Exercise directions: A single number is expected: the count of lines in the records below that contain "name".

Data shown:
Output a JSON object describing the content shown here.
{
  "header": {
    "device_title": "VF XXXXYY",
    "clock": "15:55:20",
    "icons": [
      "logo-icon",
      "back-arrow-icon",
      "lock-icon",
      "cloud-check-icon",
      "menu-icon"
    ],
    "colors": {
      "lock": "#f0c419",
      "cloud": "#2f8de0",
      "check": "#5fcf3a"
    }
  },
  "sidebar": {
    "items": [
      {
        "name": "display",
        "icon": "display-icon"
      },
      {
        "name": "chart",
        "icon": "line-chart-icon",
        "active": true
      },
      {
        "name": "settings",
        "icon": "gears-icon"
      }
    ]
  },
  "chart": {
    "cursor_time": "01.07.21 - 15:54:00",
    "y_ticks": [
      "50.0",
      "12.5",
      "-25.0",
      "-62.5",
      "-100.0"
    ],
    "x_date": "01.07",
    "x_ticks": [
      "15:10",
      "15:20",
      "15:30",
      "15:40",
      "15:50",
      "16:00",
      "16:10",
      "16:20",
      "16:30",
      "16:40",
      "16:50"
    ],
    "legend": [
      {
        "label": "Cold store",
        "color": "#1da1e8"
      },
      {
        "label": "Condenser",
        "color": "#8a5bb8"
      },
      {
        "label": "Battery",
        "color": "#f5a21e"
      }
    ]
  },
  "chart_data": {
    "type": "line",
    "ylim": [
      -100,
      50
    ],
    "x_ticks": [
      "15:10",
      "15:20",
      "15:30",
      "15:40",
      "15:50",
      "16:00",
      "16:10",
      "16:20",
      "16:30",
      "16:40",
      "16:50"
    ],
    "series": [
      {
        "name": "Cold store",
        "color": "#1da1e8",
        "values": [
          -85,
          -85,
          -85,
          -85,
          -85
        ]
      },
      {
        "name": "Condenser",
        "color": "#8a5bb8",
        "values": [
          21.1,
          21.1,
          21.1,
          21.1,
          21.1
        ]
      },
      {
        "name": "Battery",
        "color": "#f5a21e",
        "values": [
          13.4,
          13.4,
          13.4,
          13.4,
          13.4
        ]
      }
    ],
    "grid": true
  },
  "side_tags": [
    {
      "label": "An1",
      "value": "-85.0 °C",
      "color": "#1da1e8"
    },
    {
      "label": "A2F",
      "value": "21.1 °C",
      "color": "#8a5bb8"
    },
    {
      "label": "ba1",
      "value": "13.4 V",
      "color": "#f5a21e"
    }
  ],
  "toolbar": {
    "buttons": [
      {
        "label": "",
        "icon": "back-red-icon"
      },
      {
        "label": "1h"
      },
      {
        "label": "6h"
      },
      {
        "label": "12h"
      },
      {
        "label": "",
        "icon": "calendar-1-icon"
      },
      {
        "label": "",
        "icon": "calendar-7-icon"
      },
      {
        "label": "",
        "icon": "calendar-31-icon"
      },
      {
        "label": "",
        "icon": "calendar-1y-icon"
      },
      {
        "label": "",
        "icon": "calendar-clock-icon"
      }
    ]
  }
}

Output: 6